In 2017-18, the ministry, Employment and Social Development Canada and the Workplace Safety and Insurance Board (WSIB) visited farms that hired workers from Jamaica, Mexico, Trinidad and Tobago, Barbados and the Eastern Caribbean. They were joined by liaison officers from the consulates of these countries on some inspections. The purpose was to provide education to employers and workers about their rights and responsibilities under the OHSA.

This initiative has resulted in:

  • improved awareness of employer and worker rights and responsibilities
  • enhanced coordination

Initiative activity summary

  • field visits—8
  • workplaces visited—6
  • orders and requirements issued—20
  • stop work orders—0
  • orders and requirements per workplace visited—3.3
  • orders and requirements per field visit—2.5

Inspections will take place in 2018/19, in a continuation of this initiative.
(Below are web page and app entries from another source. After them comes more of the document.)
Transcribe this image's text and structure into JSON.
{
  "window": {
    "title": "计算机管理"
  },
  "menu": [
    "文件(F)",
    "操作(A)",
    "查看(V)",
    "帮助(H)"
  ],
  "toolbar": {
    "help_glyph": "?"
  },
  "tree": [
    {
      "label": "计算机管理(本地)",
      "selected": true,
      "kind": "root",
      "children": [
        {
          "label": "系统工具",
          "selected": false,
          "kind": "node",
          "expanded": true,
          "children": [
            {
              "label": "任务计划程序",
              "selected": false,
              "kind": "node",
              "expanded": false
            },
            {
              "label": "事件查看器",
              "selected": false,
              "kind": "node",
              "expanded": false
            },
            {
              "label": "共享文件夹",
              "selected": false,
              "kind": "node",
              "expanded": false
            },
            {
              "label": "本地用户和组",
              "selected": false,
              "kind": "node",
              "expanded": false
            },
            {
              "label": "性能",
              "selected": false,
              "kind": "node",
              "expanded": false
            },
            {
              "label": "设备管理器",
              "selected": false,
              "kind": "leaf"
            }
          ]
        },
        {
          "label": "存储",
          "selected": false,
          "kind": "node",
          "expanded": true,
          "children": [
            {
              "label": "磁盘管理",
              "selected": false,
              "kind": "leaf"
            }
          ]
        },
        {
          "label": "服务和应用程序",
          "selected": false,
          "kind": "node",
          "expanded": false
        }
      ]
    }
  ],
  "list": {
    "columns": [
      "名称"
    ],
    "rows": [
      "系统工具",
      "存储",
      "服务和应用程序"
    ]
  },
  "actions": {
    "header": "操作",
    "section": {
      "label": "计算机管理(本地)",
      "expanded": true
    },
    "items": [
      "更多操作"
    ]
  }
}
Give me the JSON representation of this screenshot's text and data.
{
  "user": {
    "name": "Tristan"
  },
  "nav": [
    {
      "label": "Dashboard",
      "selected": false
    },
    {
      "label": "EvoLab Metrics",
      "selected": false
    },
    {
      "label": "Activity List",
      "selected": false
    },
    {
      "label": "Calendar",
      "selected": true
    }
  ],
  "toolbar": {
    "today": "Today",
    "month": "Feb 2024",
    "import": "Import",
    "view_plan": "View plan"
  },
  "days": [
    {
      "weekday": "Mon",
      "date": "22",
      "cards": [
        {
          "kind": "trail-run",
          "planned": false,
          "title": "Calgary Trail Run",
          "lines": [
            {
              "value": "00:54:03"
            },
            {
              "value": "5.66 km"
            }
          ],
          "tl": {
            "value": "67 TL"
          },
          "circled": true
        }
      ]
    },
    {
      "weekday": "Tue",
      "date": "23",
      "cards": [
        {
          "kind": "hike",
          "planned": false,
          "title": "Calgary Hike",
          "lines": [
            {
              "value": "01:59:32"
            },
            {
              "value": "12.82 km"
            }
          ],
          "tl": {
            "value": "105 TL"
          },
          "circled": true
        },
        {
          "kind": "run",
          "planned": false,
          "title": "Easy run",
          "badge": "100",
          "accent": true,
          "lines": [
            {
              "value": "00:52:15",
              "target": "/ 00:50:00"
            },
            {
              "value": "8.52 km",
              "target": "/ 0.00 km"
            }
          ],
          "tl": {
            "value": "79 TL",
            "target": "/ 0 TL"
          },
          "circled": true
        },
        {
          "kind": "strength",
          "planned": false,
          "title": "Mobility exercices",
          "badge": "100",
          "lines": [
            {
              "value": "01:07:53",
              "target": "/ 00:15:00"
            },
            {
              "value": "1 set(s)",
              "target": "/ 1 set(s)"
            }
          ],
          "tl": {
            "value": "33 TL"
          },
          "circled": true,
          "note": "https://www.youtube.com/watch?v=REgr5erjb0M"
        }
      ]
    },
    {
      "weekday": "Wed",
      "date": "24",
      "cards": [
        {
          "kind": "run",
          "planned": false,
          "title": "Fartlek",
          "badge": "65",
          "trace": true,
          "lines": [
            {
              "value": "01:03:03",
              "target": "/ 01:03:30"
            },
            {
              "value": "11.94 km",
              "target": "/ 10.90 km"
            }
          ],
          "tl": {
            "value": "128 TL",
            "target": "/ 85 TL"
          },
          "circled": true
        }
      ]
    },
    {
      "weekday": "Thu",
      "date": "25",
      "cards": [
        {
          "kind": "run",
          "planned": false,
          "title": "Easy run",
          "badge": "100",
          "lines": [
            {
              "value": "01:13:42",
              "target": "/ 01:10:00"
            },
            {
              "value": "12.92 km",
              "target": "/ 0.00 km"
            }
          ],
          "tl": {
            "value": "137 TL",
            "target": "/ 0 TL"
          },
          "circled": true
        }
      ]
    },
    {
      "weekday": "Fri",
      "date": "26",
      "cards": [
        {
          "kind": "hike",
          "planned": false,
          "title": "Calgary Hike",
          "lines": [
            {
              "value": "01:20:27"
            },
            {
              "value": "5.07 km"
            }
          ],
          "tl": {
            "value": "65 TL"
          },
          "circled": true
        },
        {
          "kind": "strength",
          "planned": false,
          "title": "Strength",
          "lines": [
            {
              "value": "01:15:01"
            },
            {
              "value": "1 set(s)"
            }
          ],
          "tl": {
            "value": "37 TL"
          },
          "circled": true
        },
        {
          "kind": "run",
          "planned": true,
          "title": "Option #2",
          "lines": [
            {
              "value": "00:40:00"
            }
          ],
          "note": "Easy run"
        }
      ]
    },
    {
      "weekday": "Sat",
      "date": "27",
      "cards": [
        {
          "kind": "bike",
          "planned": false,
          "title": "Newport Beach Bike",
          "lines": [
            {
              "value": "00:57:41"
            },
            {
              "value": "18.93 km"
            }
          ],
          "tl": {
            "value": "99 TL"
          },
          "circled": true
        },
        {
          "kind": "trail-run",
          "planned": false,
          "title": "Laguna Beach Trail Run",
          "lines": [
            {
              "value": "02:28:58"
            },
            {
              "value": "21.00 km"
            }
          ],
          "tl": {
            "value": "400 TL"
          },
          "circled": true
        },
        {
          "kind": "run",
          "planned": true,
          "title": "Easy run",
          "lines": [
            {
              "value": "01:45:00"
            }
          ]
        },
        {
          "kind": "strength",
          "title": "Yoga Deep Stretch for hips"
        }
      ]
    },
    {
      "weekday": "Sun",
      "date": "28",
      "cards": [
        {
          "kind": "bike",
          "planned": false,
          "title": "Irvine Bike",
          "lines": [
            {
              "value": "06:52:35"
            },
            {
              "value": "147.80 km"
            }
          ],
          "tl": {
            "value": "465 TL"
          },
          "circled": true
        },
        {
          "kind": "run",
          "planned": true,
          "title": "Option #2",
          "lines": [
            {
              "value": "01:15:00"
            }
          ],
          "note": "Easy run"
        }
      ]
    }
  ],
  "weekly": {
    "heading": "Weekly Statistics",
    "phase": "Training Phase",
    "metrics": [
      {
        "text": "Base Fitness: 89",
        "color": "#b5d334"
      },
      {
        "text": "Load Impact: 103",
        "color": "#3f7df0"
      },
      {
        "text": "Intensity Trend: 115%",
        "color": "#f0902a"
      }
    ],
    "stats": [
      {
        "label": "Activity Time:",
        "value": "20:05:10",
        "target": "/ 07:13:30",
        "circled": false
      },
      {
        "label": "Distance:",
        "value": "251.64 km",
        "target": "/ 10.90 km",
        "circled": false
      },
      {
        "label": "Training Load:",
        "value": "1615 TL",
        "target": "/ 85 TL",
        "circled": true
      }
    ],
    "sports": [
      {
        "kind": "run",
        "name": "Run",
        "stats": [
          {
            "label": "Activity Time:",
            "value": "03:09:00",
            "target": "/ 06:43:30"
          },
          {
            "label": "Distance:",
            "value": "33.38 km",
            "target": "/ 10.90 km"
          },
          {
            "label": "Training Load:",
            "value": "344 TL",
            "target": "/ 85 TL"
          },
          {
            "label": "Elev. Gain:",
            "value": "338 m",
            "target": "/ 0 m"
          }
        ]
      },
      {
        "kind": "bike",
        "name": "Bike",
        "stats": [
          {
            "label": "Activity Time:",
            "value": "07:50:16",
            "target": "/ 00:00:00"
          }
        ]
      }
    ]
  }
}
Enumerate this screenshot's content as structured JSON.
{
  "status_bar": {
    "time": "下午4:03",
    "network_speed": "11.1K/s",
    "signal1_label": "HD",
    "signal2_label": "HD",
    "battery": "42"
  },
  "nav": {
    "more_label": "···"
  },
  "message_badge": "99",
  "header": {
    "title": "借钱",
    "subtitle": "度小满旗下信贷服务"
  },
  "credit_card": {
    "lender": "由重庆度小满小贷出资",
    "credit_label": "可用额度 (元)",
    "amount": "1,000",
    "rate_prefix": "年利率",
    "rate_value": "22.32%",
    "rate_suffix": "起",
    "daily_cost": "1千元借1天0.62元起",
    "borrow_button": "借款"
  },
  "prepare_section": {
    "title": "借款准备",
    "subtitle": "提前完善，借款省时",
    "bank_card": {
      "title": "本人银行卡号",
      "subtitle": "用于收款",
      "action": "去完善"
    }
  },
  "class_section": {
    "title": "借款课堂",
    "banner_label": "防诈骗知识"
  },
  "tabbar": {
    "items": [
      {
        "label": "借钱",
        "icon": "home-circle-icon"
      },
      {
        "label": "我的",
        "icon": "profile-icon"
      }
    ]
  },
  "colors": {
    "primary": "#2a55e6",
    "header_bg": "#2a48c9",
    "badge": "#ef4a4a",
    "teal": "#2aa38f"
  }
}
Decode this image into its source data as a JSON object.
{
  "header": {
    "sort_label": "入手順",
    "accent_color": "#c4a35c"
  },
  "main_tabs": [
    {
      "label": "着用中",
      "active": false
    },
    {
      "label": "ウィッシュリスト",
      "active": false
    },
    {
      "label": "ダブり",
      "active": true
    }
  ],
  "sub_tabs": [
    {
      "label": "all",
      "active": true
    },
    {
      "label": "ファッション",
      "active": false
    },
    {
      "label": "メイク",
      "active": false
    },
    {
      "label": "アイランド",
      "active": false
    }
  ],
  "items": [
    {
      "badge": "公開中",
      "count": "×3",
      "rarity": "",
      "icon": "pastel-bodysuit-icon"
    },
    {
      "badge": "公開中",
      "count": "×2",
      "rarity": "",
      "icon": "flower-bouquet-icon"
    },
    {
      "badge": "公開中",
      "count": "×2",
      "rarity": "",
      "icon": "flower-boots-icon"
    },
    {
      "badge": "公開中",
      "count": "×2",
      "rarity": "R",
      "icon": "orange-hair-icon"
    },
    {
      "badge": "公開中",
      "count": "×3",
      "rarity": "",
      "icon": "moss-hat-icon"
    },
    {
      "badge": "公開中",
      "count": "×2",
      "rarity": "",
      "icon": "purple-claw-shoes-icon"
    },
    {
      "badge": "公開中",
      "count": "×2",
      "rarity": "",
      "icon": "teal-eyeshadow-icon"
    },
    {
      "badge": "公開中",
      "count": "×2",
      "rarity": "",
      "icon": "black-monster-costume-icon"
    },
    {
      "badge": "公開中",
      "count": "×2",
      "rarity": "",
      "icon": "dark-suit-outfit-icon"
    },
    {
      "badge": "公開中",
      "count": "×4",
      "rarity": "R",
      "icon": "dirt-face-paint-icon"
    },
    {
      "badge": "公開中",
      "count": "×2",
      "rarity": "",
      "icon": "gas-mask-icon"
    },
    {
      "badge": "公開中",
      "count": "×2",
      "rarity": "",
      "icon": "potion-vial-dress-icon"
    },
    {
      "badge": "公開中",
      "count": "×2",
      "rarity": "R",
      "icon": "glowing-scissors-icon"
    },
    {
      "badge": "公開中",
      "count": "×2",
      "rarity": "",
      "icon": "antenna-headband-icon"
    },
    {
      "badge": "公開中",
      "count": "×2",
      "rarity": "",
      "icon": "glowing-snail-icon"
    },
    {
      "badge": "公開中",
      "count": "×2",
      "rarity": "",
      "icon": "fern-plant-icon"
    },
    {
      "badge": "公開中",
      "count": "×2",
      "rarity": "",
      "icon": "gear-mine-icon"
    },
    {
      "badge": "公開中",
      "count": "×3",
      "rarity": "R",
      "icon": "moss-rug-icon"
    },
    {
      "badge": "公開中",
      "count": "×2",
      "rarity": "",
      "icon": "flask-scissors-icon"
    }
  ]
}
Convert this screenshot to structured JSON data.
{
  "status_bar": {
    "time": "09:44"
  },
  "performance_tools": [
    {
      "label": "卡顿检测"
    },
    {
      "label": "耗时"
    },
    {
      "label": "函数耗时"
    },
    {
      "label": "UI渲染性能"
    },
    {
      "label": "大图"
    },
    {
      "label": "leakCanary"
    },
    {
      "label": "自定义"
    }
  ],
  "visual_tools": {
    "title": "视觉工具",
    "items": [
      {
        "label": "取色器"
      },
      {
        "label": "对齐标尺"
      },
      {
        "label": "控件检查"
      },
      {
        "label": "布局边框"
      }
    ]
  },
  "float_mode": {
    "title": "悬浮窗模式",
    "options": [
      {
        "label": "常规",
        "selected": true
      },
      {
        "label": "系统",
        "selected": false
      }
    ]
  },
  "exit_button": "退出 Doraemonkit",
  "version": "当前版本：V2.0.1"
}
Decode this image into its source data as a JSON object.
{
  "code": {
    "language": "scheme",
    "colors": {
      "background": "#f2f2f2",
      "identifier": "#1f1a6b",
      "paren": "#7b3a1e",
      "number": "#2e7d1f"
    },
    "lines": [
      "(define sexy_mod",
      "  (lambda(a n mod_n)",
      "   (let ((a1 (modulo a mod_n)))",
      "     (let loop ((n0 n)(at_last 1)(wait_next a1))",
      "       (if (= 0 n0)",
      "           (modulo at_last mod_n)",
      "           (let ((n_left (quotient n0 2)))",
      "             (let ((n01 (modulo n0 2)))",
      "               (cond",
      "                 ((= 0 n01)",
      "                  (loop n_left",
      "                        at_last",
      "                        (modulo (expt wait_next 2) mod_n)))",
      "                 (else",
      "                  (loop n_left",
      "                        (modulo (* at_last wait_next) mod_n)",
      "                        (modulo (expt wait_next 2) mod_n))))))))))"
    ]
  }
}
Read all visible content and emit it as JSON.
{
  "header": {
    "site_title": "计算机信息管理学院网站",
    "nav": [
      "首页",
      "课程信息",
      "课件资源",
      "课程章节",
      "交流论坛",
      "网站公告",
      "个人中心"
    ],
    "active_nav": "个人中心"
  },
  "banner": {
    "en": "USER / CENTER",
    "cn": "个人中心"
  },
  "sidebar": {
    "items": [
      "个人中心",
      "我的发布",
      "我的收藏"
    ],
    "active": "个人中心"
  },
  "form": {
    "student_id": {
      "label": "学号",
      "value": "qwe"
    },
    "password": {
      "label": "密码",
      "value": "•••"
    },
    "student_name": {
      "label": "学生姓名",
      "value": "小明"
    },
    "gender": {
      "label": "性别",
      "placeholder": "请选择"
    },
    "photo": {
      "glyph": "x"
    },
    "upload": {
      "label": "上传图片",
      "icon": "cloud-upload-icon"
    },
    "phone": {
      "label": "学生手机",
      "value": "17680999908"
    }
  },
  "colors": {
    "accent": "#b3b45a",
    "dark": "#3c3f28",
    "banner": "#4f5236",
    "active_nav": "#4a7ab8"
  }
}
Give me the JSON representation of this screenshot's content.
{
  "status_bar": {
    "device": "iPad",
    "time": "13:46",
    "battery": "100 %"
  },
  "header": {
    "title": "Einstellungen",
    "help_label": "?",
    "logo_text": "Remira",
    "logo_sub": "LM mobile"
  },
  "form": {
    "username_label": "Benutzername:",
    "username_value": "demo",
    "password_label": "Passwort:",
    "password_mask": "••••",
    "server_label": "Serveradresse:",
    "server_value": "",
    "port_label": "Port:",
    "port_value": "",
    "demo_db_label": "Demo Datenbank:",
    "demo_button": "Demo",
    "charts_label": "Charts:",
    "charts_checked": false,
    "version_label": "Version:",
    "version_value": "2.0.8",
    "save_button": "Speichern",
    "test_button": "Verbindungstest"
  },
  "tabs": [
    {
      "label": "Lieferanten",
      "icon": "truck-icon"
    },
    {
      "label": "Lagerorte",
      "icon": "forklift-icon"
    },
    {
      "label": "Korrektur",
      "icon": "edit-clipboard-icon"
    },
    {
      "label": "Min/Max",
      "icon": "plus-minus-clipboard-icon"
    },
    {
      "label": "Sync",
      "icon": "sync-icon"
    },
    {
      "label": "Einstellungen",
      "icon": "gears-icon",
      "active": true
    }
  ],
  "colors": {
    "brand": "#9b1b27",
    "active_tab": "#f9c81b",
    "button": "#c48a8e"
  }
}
Western Region: Golf Courses – joint education and outreach with employment standards officers (year 1 of a two-year initiative)

The golf industry employs many young workers and part-time workers. Over the last 3 years, there were 2 critical injuries and one death involving young and part-time workers on golf courses.

Young and part-time workers are considered vulnerable workers because they are often unaware of their rights under the OHSA. This puts them at an increased risk for accidents and injuries.

The ministry is conducting a two-year initiative to support new and young workers. In 2017-18, the Western Region Industrial Health and Safety Program and employment standards regional program coordinators worked with the National Golf Course Owners Canada and the Ontario Golf Superintendents’ Association to raise awareness and provide information to their members. Inspections will take place in 2018/19, in the second phase of the initiative.

Northern Region: Lathe operations

From July 1, 2017 to March 31, 2018, inspectors checked that manual and computer numerical control lathes were safely operated, maintained and equipped with the proper safeguards. The most common hazards from metal lathes included:

  • clothing being caught in moving parts, such as drive gears, lead and feed screws, and the work piece, and from improper tooling and polishing
  • being struck by loose objects, such as chuck keys, tools and other debris, and from a work piece improperly secured or oversized

Initiative activity summary

  • field visits—23
  • workplaces visited—18
  • orders and requirements issued—121
  • stop work orders—10
  • orders and requirements per workplace visited—6.7
  • orders and requirements per field visit—5.3